◆ **Problem to work on**
Go through the data below and repeat it exactly, skipping each picture.

(Page and application data records)

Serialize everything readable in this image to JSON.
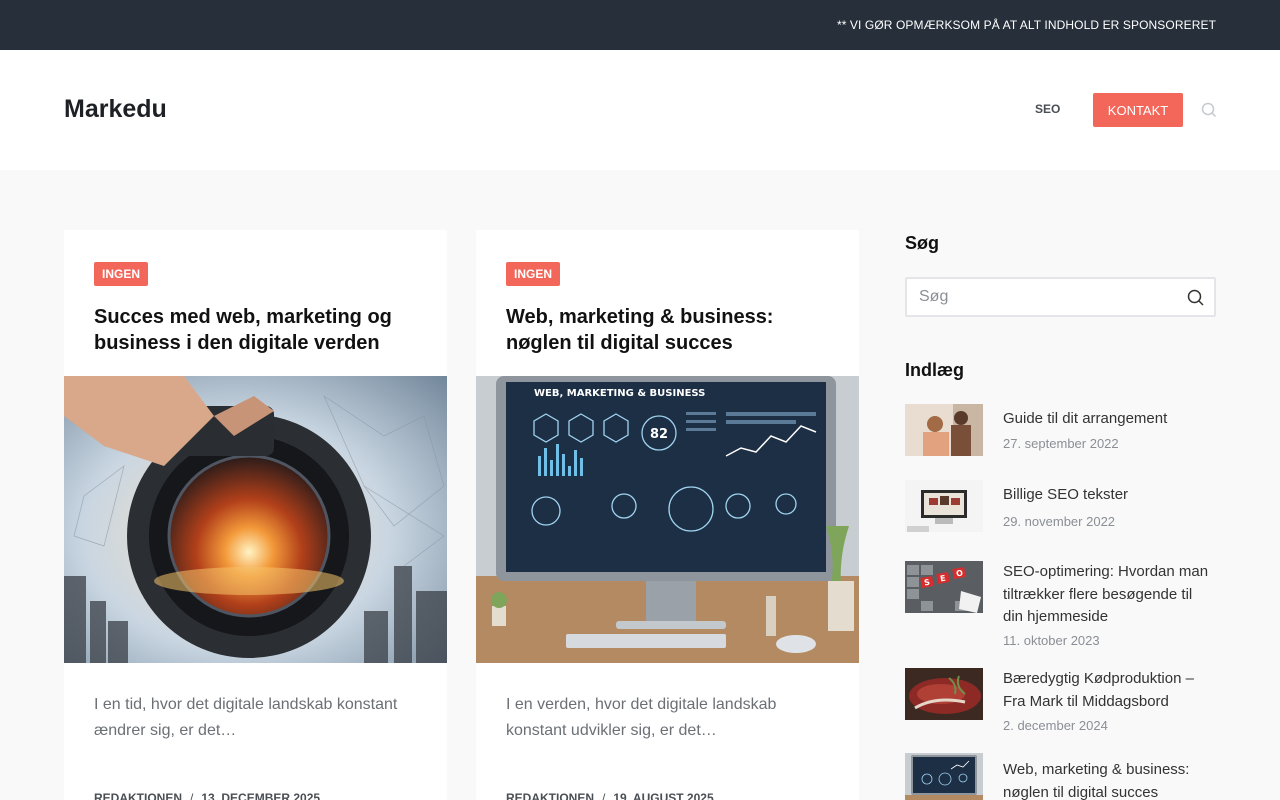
{
  "topbar": {
    "notice": "** VI GØR OPMÆRKSOM PÅ AT ALT INDHOLD ER SPONSORERET"
  },
  "header": {
    "logo": "Markedu",
    "nav": {
      "seo": "SEO",
      "contact": "KONTAKT"
    },
    "search_icon": "search-icon"
  },
  "cards": [
    {
      "category": "INGEN",
      "title": "Succes med web, marketing og business i den digitale verden",
      "excerpt": "I en tid, hvor det digitale landskab konstant ændrer sig, er det…",
      "author": "REDAKTIONEN",
      "separator": "/",
      "date": "13. DECEMBER 2025"
    },
    {
      "category": "INGEN",
      "title": "Web, marketing & business: nøglen til digital succes",
      "excerpt": "I en verden, hvor det digitale landskab konstant udvikler sig, er det…",
      "author": "REDAKTIONEN",
      "separator": "/",
      "date": "19. AUGUST 2025",
      "image_text": "WEB, MARKETING & BUSINESS",
      "gauge_value": "82"
    }
  ],
  "sidebar": {
    "search_heading": "Søg",
    "search_placeholder": "Søg",
    "posts_heading": "Indlæg",
    "posts": [
      {
        "title": "Guide til dit arrangement",
        "date": "27. september 2022"
      },
      {
        "title": "Billige SEO tekster",
        "date": "29. november 2022"
      },
      {
        "title": "SEO-optimering: Hvordan man tiltrækker flere besøgende til din hjemmeside",
        "date": "11. oktober 2023"
      },
      {
        "title": "Bæredygtig Kødproduktion – Fra Mark til Middagsbord",
        "date": "2. december 2024"
      },
      {
        "title": "Web, marketing & business: nøglen til digital succes",
        "date": ""
      }
    ]
  },
  "colors": {
    "accent": "#f2675a",
    "topbar": "#262f3a"
  }
}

◆ **Problem solution**
Serialize everything readable in this image to JSON.
{
  "topbar": {
    "notice": "** VI GØR OPMÆRKSOM PÅ AT ALT INDHOLD ER SPONSORERET"
  },
  "header": {
    "logo": "Markedu",
    "nav": {
      "seo": "SEO",
      "contact": "KONTAKT"
    },
    "search_icon": "search-icon"
  },
  "cards": [
    {
      "category": "INGEN",
      "title": "Succes med web, marketing og business i den digitale verden",
      "excerpt": "I en tid, hvor det digitale landskab konstant ændrer sig, er det…",
      "author": "REDAKTIONEN",
      "separator": "/",
      "date": "13. DECEMBER 2025"
    },
    {
      "category": "INGEN",
      "title": "Web, marketing & business: nøglen til digital succes",
      "excerpt": "I en verden, hvor det digitale landskab konstant udvikler sig, er det…",
      "author": "REDAKTIONEN",
      "separator": "/",
      "date": "19. AUGUST 2025",
      "image_text": "WEB, MARKETING & BUSINESS",
      "gauge_value": "82"
    }
  ],
  "sidebar": {
    "search_heading": "Søg",
    "search_placeholder": "Søg",
    "posts_heading": "Indlæg",
    "posts": [
      {
        "title": "Guide til dit arrangement",
        "date": "27. september 2022"
      },
      {
        "title": "Billige SEO tekster",
        "date": "29. november 2022"
      },
      {
        "title": "SEO-optimering: Hvordan man tiltrækker flere besøgende til din hjemmeside",
        "date": "11. oktober 2023"
      },
      {
        "title": "Bæredygtig Kødproduktion – Fra Mark til Middagsbord",
        "date": "2. december 2024"
      },
      {
        "title": "Web, marketing & business: nøglen til digital succes",
        "date": ""
      }
    ]
  },
  "colors": {
    "accent": "#f2675a",
    "topbar": "#262f3a"
  }
}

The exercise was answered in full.